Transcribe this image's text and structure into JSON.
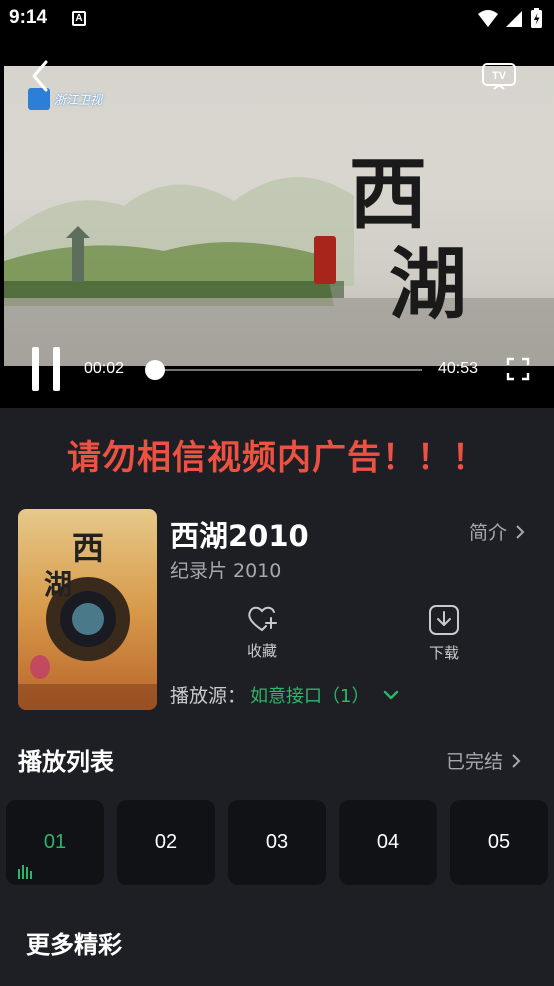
{
  "status_bar": {
    "time": "9:14",
    "notification_icon_letter": "A",
    "icons": [
      "wifi-icon",
      "signal-icon",
      "battery-charging-icon"
    ]
  },
  "player": {
    "channel_logo_text": "浙江卫视",
    "video_title_art": "西湖",
    "current_time": "00:02",
    "total_time": "40:53",
    "progress": 0.0008,
    "icons": [
      "back-icon",
      "tv-cast-icon",
      "pause-icon",
      "fullscreen-icon"
    ]
  },
  "warning": "请勿相信视频内广告！！！",
  "info": {
    "title": "西湖2010",
    "meta": "纪录片  2010",
    "intro_label": "简介",
    "favorite_label": "收藏",
    "download_label": "下载",
    "source_label": "播放源：",
    "source_value": "如意接口（1）"
  },
  "playlist": {
    "title": "播放列表",
    "status": "已完结",
    "episodes": [
      "01",
      "02",
      "03",
      "04",
      "05"
    ],
    "active_episode": "01"
  },
  "more": {
    "title": "更多精彩"
  },
  "colors": {
    "accent_green": "#2fb46c",
    "warning_red": "#ec5142",
    "background": "#1e1f24"
  }
}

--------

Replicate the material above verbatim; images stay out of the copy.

Transcribe this image's text and structure into JSON.
{
  "status_bar": {
    "time": "9:14",
    "notification_icon_letter": "A",
    "icons": [
      "wifi-icon",
      "signal-icon",
      "battery-charging-icon"
    ]
  },
  "player": {
    "channel_logo_text": "浙江卫视",
    "video_title_art": "西湖",
    "current_time": "00:02",
    "total_time": "40:53",
    "progress": 0.0008,
    "icons": [
      "back-icon",
      "tv-cast-icon",
      "pause-icon",
      "fullscreen-icon"
    ]
  },
  "warning": "请勿相信视频内广告！！！",
  "info": {
    "title": "西湖2010",
    "meta": "纪录片  2010",
    "intro_label": "简介",
    "favorite_label": "收藏",
    "download_label": "下载",
    "source_label": "播放源：",
    "source_value": "如意接口（1）"
  },
  "playlist": {
    "title": "播放列表",
    "status": "已完结",
    "episodes": [
      "01",
      "02",
      "03",
      "04",
      "05"
    ],
    "active_episode": "01"
  },
  "more": {
    "title": "更多精彩"
  },
  "colors": {
    "accent_green": "#2fb46c",
    "warning_red": "#ec5142",
    "background": "#1e1f24"
  }
}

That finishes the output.